Jesus redefines the word “neighbor” in that moment, rescuing it from the warped, earthly notion that we have created for it. What Jesus is saying to the Jews, and to us, is that it doesn’t matter what we think about other races, colors, and cultures. It doesn’t matter what we think about someone’s religious beliefs. Our neighbor isn’t just our friend or the person who lives in the same homogenous neighborhood that we live in; our neighbor is whoever shows mercy on us.

Left to my own devices and mentality, I probably wouldn’t show mercy to many people, so I wouldn’t be a neighbor to many. You might be thinking that no one has been a neighbor to you, in that no one has shown you mercy. But Jesus, God Incarnate, has mercy on you, every single moment that you ask for it. Jesus picks us up from the side of the road, saves us from those who would harm us, and is our neighbor. And then he tells us to show mercy to others, to be a good neighbor to them.

John 13:34 puts it this way: “34"A new command I give you: Love one another. As I have loved you, so you must love one another. 35By this all men will know that you are my disciples, if you love one another."

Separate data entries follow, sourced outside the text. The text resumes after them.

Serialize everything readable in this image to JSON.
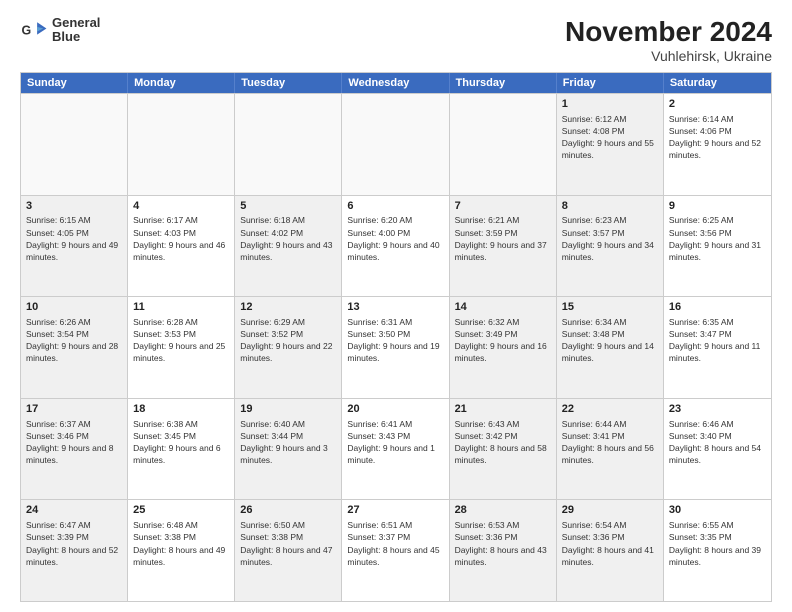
{
  "logo": {
    "line1": "General",
    "line2": "Blue"
  },
  "title": "November 2024",
  "subtitle": "Vuhlehirsk, Ukraine",
  "header_days": [
    "Sunday",
    "Monday",
    "Tuesday",
    "Wednesday",
    "Thursday",
    "Friday",
    "Saturday"
  ],
  "rows": [
    [
      {
        "day": "",
        "text": "",
        "empty": true
      },
      {
        "day": "",
        "text": "",
        "empty": true
      },
      {
        "day": "",
        "text": "",
        "empty": true
      },
      {
        "day": "",
        "text": "",
        "empty": true
      },
      {
        "day": "",
        "text": "",
        "empty": true
      },
      {
        "day": "1",
        "text": "Sunrise: 6:12 AM\nSunset: 4:08 PM\nDaylight: 9 hours and 55 minutes.",
        "shaded": true
      },
      {
        "day": "2",
        "text": "Sunrise: 6:14 AM\nSunset: 4:06 PM\nDaylight: 9 hours and 52 minutes."
      }
    ],
    [
      {
        "day": "3",
        "text": "Sunrise: 6:15 AM\nSunset: 4:05 PM\nDaylight: 9 hours and 49 minutes.",
        "shaded": true
      },
      {
        "day": "4",
        "text": "Sunrise: 6:17 AM\nSunset: 4:03 PM\nDaylight: 9 hours and 46 minutes."
      },
      {
        "day": "5",
        "text": "Sunrise: 6:18 AM\nSunset: 4:02 PM\nDaylight: 9 hours and 43 minutes.",
        "shaded": true
      },
      {
        "day": "6",
        "text": "Sunrise: 6:20 AM\nSunset: 4:00 PM\nDaylight: 9 hours and 40 minutes."
      },
      {
        "day": "7",
        "text": "Sunrise: 6:21 AM\nSunset: 3:59 PM\nDaylight: 9 hours and 37 minutes.",
        "shaded": true
      },
      {
        "day": "8",
        "text": "Sunrise: 6:23 AM\nSunset: 3:57 PM\nDaylight: 9 hours and 34 minutes.",
        "shaded": true
      },
      {
        "day": "9",
        "text": "Sunrise: 6:25 AM\nSunset: 3:56 PM\nDaylight: 9 hours and 31 minutes."
      }
    ],
    [
      {
        "day": "10",
        "text": "Sunrise: 6:26 AM\nSunset: 3:54 PM\nDaylight: 9 hours and 28 minutes.",
        "shaded": true
      },
      {
        "day": "11",
        "text": "Sunrise: 6:28 AM\nSunset: 3:53 PM\nDaylight: 9 hours and 25 minutes."
      },
      {
        "day": "12",
        "text": "Sunrise: 6:29 AM\nSunset: 3:52 PM\nDaylight: 9 hours and 22 minutes.",
        "shaded": true
      },
      {
        "day": "13",
        "text": "Sunrise: 6:31 AM\nSunset: 3:50 PM\nDaylight: 9 hours and 19 minutes."
      },
      {
        "day": "14",
        "text": "Sunrise: 6:32 AM\nSunset: 3:49 PM\nDaylight: 9 hours and 16 minutes.",
        "shaded": true
      },
      {
        "day": "15",
        "text": "Sunrise: 6:34 AM\nSunset: 3:48 PM\nDaylight: 9 hours and 14 minutes.",
        "shaded": true
      },
      {
        "day": "16",
        "text": "Sunrise: 6:35 AM\nSunset: 3:47 PM\nDaylight: 9 hours and 11 minutes."
      }
    ],
    [
      {
        "day": "17",
        "text": "Sunrise: 6:37 AM\nSunset: 3:46 PM\nDaylight: 9 hours and 8 minutes.",
        "shaded": true
      },
      {
        "day": "18",
        "text": "Sunrise: 6:38 AM\nSunset: 3:45 PM\nDaylight: 9 hours and 6 minutes."
      },
      {
        "day": "19",
        "text": "Sunrise: 6:40 AM\nSunset: 3:44 PM\nDaylight: 9 hours and 3 minutes.",
        "shaded": true
      },
      {
        "day": "20",
        "text": "Sunrise: 6:41 AM\nSunset: 3:43 PM\nDaylight: 9 hours and 1 minute."
      },
      {
        "day": "21",
        "text": "Sunrise: 6:43 AM\nSunset: 3:42 PM\nDaylight: 8 hours and 58 minutes.",
        "shaded": true
      },
      {
        "day": "22",
        "text": "Sunrise: 6:44 AM\nSunset: 3:41 PM\nDaylight: 8 hours and 56 minutes.",
        "shaded": true
      },
      {
        "day": "23",
        "text": "Sunrise: 6:46 AM\nSunset: 3:40 PM\nDaylight: 8 hours and 54 minutes."
      }
    ],
    [
      {
        "day": "24",
        "text": "Sunrise: 6:47 AM\nSunset: 3:39 PM\nDaylight: 8 hours and 52 minutes.",
        "shaded": true
      },
      {
        "day": "25",
        "text": "Sunrise: 6:48 AM\nSunset: 3:38 PM\nDaylight: 8 hours and 49 minutes."
      },
      {
        "day": "26",
        "text": "Sunrise: 6:50 AM\nSunset: 3:38 PM\nDaylight: 8 hours and 47 minutes.",
        "shaded": true
      },
      {
        "day": "27",
        "text": "Sunrise: 6:51 AM\nSunset: 3:37 PM\nDaylight: 8 hours and 45 minutes."
      },
      {
        "day": "28",
        "text": "Sunrise: 6:53 AM\nSunset: 3:36 PM\nDaylight: 8 hours and 43 minutes.",
        "shaded": true
      },
      {
        "day": "29",
        "text": "Sunrise: 6:54 AM\nSunset: 3:36 PM\nDaylight: 8 hours and 41 minutes.",
        "shaded": true
      },
      {
        "day": "30",
        "text": "Sunrise: 6:55 AM\nSunset: 3:35 PM\nDaylight: 8 hours and 39 minutes."
      }
    ]
  ]
}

All people will know that we follow Jesus because of what we do, not through the faith we profess with our mouths. We are saved by grace through faith, but faith without works is dead. Jesus calls us to be neighbors to all, to love one another, and we show our love by doing things for others.

Rich Christians takes on the argument that what we believe is more important than what we do, and Sider explains that faith and works must work in tandem in our lives. In the next few posts, I’ll show you what he says about the typical American Christian and how we can be better stewards. We are to be neighbors to the poor people of this world – as God has shown us mercy, so must we also show mercy to them.